Sylvie Söderlund (Haller) was born in Basel, German speaking Switzerland, in 1948. When she was 3 years old, her parents, who knew MRA, felt they should contribute to the development of the Caux internationl conference centre. Her father gave up a promising carreer in the General Postmaster's Office, to become postmaster of the French-speaking village of Caux, where the Centre was situated, and in this way, serve the people from all over the world who came to the assemblies. Her parents were among the many Swiss who made considerable sacrifices to make this home for the world a reality.
She grew up in an ordinary, hard-working, musical family, and had the privilege to be exposed to the extraordinary atmosphere of these world assemblies, hear many stories of people's experiences, see the plays, hear the music, which touched her deeply.
From an early age, she loved singing, and sang both at home and in the excellent school choir.
After her baccalaureat, she made her own decision to give all her time without salary to the program of Moral Rearmament. The first 4 years were spent on the road in many countries with the musical review "Anything to Declare?" ("Il est permis de se pencher au dehors"). She considers these years as her "university": getting to know other countries, religions and cultures through living in homes wherever they went, and a chance to share her musical talent.
During the conferences at Caux, there was a lot of practical work, particularly as a multilingual telephone operator, serving at meals in the dining room, translating at conversations, and learning to care for individuals.
After that travelling period, she lived in the community of one of the MRA homes in London. During that period, she was asked to become part of the cast of the multi-media show about Frank Buchman "Cross Road", at the Westminster Theatre. (Later the film Crossroad, without the live participation)
From London, she returned to Caux, where she was part of the community that lived there all year round, who were also part of the infrastructure of the conferences. That is where, in 1976, she married Gunnar Söderlund from Sweden, who had also been living there for a number of years.
In 1977, on the invitation of Black and White, they spent 5 months in South Africa and Rhodesia (Zimbabwe) with an international group of younger people, with a simple musical production based on their own experiences, "Time to Choose".
In 1983, they moved to Sweden with their two children, to live in the MRA home in Stockholm, where they, together with others, hosted many people and events.

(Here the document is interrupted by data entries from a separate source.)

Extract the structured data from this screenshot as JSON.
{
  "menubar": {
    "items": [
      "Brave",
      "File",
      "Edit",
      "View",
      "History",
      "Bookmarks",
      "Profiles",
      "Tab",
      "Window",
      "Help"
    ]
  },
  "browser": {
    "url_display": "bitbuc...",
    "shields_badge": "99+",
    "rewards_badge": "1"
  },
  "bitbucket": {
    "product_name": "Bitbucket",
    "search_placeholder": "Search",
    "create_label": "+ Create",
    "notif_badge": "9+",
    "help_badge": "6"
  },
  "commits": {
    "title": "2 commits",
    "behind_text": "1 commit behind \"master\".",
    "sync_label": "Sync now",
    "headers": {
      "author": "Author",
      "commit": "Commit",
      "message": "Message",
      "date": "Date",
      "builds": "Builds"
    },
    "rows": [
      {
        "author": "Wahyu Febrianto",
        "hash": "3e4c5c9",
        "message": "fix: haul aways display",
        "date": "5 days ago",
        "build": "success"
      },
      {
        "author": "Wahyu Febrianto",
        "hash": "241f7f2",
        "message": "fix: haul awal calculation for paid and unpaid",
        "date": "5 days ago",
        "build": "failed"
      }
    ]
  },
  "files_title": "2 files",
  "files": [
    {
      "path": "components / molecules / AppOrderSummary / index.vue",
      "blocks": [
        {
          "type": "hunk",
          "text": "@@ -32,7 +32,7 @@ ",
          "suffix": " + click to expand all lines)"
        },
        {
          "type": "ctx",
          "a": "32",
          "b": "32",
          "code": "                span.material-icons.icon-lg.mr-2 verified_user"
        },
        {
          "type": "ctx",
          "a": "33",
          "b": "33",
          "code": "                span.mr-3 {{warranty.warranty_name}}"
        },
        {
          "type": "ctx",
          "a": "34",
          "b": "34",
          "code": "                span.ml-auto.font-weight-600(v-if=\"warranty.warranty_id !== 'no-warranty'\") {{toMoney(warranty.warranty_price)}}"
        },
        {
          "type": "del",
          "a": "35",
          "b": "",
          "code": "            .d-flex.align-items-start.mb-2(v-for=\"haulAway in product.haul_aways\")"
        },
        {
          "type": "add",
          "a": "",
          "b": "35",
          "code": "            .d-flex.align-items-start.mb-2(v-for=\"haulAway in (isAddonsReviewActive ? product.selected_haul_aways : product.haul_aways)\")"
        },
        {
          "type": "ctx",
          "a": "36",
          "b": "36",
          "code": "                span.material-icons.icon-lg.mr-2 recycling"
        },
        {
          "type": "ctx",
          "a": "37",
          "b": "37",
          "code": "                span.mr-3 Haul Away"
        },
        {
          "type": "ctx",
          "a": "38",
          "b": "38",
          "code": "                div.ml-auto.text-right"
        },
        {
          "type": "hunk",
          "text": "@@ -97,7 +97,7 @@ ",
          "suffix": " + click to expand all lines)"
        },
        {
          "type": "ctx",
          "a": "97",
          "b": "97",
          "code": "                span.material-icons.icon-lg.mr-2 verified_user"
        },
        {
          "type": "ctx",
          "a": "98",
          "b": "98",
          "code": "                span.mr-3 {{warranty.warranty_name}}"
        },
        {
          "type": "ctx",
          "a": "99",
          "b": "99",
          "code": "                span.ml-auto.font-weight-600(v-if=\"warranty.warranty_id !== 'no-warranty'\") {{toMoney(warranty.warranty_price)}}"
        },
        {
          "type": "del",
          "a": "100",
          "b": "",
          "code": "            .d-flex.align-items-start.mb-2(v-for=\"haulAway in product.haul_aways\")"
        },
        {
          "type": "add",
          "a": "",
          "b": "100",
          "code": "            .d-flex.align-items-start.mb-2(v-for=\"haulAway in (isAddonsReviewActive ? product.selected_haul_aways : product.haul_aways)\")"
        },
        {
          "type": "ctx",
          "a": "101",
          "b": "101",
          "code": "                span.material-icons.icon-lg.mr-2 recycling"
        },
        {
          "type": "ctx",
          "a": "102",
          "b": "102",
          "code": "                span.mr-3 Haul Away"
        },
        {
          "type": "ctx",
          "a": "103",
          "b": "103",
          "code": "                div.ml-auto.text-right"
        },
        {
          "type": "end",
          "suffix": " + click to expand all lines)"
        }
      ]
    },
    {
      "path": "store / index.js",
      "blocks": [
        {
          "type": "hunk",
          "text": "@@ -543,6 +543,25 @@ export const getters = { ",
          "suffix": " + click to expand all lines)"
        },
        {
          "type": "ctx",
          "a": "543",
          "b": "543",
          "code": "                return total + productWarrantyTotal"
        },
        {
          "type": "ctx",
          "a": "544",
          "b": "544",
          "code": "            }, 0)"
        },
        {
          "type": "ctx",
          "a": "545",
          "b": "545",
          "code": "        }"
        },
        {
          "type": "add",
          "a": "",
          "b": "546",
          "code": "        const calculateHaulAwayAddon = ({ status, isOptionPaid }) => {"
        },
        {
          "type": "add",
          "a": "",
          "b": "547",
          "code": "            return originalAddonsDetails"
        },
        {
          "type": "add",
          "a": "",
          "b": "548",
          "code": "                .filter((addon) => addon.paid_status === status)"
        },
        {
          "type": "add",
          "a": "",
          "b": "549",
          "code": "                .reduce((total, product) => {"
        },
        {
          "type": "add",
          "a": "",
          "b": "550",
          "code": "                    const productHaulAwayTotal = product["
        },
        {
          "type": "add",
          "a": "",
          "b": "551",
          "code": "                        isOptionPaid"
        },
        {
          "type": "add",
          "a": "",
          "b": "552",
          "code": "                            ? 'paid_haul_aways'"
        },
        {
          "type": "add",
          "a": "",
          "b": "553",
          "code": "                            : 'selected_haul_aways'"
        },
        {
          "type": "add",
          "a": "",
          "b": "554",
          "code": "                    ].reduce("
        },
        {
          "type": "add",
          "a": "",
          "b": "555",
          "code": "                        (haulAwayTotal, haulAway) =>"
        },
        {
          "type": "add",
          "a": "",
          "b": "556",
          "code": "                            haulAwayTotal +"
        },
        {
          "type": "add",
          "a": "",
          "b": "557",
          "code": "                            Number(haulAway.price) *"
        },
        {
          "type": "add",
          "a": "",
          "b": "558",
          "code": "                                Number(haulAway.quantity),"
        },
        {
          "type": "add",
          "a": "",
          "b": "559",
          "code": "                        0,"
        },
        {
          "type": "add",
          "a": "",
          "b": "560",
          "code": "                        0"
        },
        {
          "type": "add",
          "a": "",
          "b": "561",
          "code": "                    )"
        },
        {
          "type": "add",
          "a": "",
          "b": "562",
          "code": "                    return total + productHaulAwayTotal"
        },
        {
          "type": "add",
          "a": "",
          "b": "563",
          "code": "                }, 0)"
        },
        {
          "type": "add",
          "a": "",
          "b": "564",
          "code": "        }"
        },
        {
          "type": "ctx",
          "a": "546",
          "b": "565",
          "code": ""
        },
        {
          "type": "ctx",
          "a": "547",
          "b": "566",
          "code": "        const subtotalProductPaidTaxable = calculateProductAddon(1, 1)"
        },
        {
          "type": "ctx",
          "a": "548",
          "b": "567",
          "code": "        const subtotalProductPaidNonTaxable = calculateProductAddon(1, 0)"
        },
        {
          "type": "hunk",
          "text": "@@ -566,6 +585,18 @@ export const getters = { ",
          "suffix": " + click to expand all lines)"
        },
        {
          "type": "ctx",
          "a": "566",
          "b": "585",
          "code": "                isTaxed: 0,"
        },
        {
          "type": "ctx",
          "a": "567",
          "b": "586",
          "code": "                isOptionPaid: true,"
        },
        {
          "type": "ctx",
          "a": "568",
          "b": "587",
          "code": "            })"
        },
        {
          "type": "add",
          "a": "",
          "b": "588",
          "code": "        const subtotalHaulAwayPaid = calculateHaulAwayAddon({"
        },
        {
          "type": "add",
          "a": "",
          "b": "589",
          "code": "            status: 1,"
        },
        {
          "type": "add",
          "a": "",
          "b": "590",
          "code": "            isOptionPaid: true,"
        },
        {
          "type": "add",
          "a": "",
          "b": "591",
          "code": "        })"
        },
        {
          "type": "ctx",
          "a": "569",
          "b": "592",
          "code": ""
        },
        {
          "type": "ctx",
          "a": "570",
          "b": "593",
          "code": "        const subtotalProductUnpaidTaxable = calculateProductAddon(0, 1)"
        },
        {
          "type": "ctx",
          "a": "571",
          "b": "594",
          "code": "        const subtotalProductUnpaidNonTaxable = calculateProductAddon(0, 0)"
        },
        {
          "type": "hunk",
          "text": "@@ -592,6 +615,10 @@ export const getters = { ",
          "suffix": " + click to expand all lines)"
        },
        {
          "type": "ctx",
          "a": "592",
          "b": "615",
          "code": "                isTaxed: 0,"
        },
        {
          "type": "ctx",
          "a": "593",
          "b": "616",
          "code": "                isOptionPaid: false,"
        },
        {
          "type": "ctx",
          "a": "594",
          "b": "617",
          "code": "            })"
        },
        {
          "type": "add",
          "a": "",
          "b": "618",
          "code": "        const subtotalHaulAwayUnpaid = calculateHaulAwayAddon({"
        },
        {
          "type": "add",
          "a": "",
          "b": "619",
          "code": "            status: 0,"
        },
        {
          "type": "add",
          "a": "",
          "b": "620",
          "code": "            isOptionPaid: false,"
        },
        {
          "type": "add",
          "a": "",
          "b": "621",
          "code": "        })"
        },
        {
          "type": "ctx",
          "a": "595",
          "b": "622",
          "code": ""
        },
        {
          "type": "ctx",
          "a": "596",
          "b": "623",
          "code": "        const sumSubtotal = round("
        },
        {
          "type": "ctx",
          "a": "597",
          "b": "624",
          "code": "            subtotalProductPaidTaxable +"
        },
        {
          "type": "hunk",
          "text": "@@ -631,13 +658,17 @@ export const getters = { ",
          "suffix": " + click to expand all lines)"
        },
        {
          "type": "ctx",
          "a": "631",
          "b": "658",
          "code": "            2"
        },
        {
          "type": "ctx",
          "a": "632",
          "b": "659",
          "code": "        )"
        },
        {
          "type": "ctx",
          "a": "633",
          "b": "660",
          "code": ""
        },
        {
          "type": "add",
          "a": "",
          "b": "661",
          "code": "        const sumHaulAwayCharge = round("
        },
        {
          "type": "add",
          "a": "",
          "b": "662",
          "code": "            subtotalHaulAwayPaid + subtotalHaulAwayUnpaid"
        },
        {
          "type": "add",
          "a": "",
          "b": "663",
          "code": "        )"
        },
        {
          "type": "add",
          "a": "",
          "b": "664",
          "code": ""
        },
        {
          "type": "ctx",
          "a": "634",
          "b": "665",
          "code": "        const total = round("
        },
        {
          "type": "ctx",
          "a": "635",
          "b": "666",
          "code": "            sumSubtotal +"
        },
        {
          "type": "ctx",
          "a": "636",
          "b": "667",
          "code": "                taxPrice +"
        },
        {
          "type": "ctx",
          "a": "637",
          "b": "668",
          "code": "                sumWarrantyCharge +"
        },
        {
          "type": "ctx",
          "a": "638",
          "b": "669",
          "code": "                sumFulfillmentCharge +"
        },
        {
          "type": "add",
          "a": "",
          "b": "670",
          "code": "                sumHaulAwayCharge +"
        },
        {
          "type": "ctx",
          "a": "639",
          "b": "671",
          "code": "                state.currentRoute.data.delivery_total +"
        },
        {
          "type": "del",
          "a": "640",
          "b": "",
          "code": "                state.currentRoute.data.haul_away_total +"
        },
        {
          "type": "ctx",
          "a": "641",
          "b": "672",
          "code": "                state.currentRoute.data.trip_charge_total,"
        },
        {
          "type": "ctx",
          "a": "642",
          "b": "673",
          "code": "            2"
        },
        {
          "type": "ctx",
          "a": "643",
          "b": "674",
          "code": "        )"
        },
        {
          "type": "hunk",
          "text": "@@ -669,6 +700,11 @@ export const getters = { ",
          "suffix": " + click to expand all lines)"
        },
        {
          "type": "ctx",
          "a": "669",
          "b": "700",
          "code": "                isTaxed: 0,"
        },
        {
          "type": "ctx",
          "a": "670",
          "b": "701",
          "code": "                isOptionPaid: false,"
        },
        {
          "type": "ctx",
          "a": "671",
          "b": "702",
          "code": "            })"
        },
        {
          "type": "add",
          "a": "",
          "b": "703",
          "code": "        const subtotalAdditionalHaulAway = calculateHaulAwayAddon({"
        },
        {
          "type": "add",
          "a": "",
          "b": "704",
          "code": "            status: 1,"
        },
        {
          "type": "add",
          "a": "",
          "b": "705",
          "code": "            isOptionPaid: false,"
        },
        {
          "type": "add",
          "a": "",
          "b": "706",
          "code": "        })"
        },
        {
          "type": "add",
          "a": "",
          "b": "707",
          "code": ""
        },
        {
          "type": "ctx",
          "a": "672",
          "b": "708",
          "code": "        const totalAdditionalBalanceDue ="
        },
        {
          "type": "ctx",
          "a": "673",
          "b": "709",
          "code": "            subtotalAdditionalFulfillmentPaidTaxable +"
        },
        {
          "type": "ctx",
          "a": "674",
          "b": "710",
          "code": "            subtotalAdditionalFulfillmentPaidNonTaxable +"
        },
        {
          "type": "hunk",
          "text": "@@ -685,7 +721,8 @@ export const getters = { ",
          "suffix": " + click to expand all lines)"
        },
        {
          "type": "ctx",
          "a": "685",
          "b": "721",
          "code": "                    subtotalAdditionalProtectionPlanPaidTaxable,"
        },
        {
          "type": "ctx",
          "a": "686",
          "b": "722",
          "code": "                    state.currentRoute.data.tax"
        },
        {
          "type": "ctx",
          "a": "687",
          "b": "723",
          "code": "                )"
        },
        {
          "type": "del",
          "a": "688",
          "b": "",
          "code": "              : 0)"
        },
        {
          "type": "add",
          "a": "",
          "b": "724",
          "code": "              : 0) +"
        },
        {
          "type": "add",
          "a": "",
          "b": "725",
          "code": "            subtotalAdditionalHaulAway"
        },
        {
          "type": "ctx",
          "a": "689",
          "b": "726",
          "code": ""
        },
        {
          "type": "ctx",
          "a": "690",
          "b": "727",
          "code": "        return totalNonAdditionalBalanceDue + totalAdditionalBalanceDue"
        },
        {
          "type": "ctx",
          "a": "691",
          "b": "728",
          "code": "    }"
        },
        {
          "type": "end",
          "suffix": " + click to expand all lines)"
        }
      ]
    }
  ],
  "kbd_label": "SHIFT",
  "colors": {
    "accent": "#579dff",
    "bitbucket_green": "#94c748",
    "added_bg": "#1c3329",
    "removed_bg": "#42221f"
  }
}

Singing remained part of her life. Having recieved voice training, she occasionally gave recitals of songs, in Caux, in Switzerland, France, Sweden, Norway, United Kingdom and even one in Moscow. Accompanied among others by Kathleen Dodds, John Burrows, Inga Wieselgren, Johathan and Elizabeth Sparey. Together with her good friend and fellow-singer Alison Wetterfors and Inga Wieselgren,in 1989 she spent 5 weeks in South Africa, singing in many different locations, including the Praetoria Art Museum, and the home of a teacher in a township. This time was a particularly moving experience as their music gave a platform for people of all races and backgrounds to meet.
When the MRA home in Stockholm was sold in 2002, she and her husband branched out on their own, and have since lived on a farm with grass-fed cattle and a Bed&Breakfast, where they have continued to host people from many backgrounds and live their life philosophy.